App and web page records:
= Beginning of Section =
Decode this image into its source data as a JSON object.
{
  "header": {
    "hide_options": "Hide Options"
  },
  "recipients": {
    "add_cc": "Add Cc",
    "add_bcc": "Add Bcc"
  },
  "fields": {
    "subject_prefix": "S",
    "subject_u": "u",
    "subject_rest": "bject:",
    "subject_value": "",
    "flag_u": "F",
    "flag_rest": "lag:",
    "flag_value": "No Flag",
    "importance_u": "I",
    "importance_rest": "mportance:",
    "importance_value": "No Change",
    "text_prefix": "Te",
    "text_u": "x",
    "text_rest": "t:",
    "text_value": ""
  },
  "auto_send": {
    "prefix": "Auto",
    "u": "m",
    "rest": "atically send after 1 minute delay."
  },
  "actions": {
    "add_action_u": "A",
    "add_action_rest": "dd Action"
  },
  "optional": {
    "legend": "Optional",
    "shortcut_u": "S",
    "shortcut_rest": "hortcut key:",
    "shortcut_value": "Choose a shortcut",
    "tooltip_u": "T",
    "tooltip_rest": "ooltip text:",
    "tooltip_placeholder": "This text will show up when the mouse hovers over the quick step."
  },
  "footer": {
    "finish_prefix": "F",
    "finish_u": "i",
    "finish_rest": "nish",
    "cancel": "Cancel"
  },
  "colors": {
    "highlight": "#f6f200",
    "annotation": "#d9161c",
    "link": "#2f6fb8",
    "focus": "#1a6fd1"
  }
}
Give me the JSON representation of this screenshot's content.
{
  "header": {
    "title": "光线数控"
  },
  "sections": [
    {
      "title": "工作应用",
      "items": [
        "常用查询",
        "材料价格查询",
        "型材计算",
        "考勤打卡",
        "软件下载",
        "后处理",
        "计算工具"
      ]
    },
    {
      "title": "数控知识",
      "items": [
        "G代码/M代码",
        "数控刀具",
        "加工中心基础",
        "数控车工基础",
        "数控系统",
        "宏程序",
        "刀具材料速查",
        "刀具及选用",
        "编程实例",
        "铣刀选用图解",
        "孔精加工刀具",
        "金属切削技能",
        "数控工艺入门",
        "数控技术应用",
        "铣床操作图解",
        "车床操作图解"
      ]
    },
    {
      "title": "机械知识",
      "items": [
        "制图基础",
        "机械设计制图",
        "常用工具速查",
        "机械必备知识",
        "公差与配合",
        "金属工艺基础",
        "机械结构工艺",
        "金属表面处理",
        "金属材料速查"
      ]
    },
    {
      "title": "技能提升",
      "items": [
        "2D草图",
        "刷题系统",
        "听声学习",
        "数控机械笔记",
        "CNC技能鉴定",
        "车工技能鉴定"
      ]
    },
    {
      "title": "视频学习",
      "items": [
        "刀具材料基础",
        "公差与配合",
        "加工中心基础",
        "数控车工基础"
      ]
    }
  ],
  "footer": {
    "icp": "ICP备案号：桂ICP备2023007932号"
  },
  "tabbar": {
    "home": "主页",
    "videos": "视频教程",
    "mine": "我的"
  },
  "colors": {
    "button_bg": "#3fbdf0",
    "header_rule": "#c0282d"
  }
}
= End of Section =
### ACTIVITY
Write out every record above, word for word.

### REPLY TO THE EXERCISE
Decode this image into its source data as a JSON object.
{
  "header": {
    "hide_options": "Hide Options"
  },
  "recipients": {
    "add_cc": "Add Cc",
    "add_bcc": "Add Bcc"
  },
  "fields": {
    "subject_prefix": "S",
    "subject_u": "u",
    "subject_rest": "bject:",
    "subject_value": "",
    "flag_u": "F",
    "flag_rest": "lag:",
    "flag_value": "No Flag",
    "importance_u": "I",
    "importance_rest": "mportance:",
    "importance_value": "No Change",
    "text_prefix": "Te",
    "text_u": "x",
    "text_rest": "t:",
    "text_value": ""
  },
  "auto_send": {
    "prefix": "Auto",
    "u": "m",
    "rest": "atically send after 1 minute delay."
  },
  "actions": {
    "add_action_u": "A",
    "add_action_rest": "dd Action"
  },
  "optional": {
    "legend": "Optional",
    "shortcut_u": "S",
    "shortcut_rest": "hortcut key:",
    "shortcut_value": "Choose a shortcut",
    "tooltip_u": "T",
    "tooltip_rest": "ooltip text:",
    "tooltip_placeholder": "This text will show up when the mouse hovers over the quick step."
  },
  "footer": {
    "finish_prefix": "F",
    "finish_u": "i",
    "finish_rest": "nish",
    "cancel": "Cancel"
  },
  "colors": {
    "highlight": "#f6f200",
    "annotation": "#d9161c",
    "link": "#2f6fb8",
    "focus": "#1a6fd1"
  }
}
Give me the JSON representation of this screenshot's content.
{
  "header": {
    "title": "光线数控"
  },
  "sections": [
    {
      "title": "工作应用",
      "items": [
        "常用查询",
        "材料价格查询",
        "型材计算",
        "考勤打卡",
        "软件下载",
        "后处理",
        "计算工具"
      ]
    },
    {
      "title": "数控知识",
      "items": [
        "G代码/M代码",
        "数控刀具",
        "加工中心基础",
        "数控车工基础",
        "数控系统",
        "宏程序",
        "刀具材料速查",
        "刀具及选用",
        "编程实例",
        "铣刀选用图解",
        "孔精加工刀具",
        "金属切削技能",
        "数控工艺入门",
        "数控技术应用",
        "铣床操作图解",
        "车床操作图解"
      ]
    },
    {
      "title": "机械知识",
      "items": [
        "制图基础",
        "机械设计制图",
        "常用工具速查",
        "机械必备知识",
        "公差与配合",
        "金属工艺基础",
        "机械结构工艺",
        "金属表面处理",
        "金属材料速查"
      ]
    },
    {
      "title": "技能提升",
      "items": [
        "2D草图",
        "刷题系统",
        "听声学习",
        "数控机械笔记",
        "CNC技能鉴定",
        "车工技能鉴定"
      ]
    },
    {
      "title": "视频学习",
      "items": [
        "刀具材料基础",
        "公差与配合",
        "加工中心基础",
        "数控车工基础"
      ]
    }
  ],
  "footer": {
    "icp": "ICP备案号：桂ICP备2023007932号"
  },
  "tabbar": {
    "home": "主页",
    "videos": "视频教程",
    "mine": "我的"
  },
  "colors": {
    "button_bg": "#3fbdf0",
    "header_rule": "#c0282d"
  }
}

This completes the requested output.